Mercedes-Benz mom and inventor, Bertha Benz, newest Automotive Hall of Fame member
Many moms think they deserve a medal for taking young children on a road trip solo. Bertha Benz not only undertook the first recorded road trip, she did it in 1888 at a time when there were few roads and even fewer road amenities. Forget about the wonders of air conditioning, juice boxes and entertainment like Pokémon Go.
For this, and her role in bankrolling her husband’s fledgling car company, which grew up to become Mercedes-Benz, she is the fourth woman inducted into the Automotive Hall of Fame.
Meet more pioneering women
At the Automotive Hall of Fame, in Dearborn, Michigan, outside Detroit, you can learn about the other female inductees. There’s Denise McCluggage, an early motorsports writer and race car driver, Shirley Muldowney, the first woman licensed to drive a Top Fuel dragster in 1973, and Alice Ramsey who was the first woman to drive a car across the US in 1909.
Bertha married engineer Karl Benz who filed the patent for his car in 1886. She helped demonstrate how cars could be part of everyday life with her pioneering road trip. On the trip, she visited her mother just 60 miles away, but the trip took 12 hours. According to the Automotive Hall of Fame website, Karl was having difficulty marketing his car so Bertha made the trip as a publicity stunt.
In August, 1888, Bertha drove from Mannheim to Pforzheim, Germany with her teenage sons Richard and Eugen. The trip took much longer than it would today, though if you’ve taken a 60 mile trip in modern-day New York City in August it might feel longer. Highways were years in the future when Bertha made her trek. There weren’t even gas stations along the way.
An Early MacGyver
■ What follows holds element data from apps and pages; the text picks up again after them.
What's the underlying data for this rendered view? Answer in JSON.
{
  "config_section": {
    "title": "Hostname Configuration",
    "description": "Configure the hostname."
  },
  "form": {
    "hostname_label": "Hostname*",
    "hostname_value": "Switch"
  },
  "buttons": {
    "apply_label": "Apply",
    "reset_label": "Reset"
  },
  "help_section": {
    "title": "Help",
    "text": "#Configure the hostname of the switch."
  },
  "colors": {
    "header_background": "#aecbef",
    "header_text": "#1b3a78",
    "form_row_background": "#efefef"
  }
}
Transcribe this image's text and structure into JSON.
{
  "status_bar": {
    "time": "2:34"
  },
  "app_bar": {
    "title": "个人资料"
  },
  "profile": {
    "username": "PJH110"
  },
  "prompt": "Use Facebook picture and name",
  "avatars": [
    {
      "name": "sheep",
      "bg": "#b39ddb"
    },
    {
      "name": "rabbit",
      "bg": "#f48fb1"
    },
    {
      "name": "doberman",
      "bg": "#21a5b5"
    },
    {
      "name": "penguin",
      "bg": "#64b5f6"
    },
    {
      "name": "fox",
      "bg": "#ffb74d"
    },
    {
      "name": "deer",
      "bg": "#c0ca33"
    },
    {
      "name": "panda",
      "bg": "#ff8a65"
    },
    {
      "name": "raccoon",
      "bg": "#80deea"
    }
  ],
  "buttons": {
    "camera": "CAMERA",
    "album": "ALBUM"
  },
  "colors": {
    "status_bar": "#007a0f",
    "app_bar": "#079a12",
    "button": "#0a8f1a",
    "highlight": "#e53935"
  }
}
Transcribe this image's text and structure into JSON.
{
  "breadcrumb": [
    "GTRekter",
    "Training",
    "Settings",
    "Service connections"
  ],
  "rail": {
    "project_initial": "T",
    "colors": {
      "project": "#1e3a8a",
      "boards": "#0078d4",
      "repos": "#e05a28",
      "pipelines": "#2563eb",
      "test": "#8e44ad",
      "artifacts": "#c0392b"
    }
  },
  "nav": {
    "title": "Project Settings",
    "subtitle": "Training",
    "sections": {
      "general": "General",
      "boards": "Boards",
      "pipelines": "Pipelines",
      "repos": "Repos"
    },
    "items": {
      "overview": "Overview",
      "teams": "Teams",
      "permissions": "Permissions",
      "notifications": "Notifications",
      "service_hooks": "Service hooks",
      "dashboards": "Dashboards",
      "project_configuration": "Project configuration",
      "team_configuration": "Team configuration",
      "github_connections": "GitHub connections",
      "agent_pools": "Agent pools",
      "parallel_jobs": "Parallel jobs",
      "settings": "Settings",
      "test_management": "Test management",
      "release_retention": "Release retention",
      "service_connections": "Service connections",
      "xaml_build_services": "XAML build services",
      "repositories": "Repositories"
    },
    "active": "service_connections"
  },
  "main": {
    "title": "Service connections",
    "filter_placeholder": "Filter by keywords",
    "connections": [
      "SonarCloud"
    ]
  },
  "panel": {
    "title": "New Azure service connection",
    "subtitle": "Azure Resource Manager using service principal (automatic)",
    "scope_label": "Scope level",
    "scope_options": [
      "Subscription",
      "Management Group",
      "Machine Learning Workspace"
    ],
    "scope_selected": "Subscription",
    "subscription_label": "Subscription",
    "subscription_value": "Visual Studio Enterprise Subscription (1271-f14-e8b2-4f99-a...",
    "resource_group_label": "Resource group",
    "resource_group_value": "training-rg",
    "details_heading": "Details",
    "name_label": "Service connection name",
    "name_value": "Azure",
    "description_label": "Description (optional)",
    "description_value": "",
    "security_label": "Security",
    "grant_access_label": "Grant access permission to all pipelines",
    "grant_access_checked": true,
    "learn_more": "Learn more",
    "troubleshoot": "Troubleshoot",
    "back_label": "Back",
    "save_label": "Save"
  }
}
According to Benz family legend, Bertha undertook her road trip without first telling her husband. She even had to push the car out of the workshop so he wouldn’t hear it start. Bertha used cleaning fluid to fill the gas tank and contracted a shoemaker to fix a wooden brake shoe with a leather strip, inadvertently inventing the brake pad. She even used a hat pin to clear a clogged fuel line and her garter as an insulator when fixing an ignition wire.
Today you can take the same road trip along the Bertha Benz Memorial Route which winds through a picturesque region of Germany. You’ll see castles and palaces, it won’t take you nearly as long as it took Bertha, and your hair pin won’t be needed should there be car trouble.
Help from the heart and the pocketbook
Unlike wives who doubt their husband’s map-reading abilities or tire-changing skills, Bertha supported her husband’s efforts both emotionally and financially. She used her inheritance to fund the company. Jutta Benz, great-granddaughter of Bertha and Karl Benz, pointed out that as a wife in the late 1800s, Bertha “had to take care of the family, raise five children, do all the housekeeping, cooking…it was as twice as much she accomplished compared to a man.”
William R. Chapin, president of the Automotive Hall of Fame, noted that Bertha and Karl are the first husband and wife team to be inducted. Karl Benz may not have known his wife was taking that family trip, but he still used insight from her adventure to improve his cars.
When you get in the car this summer, think of the woman who took that first road trip and any challenges you face today will pale by comparison.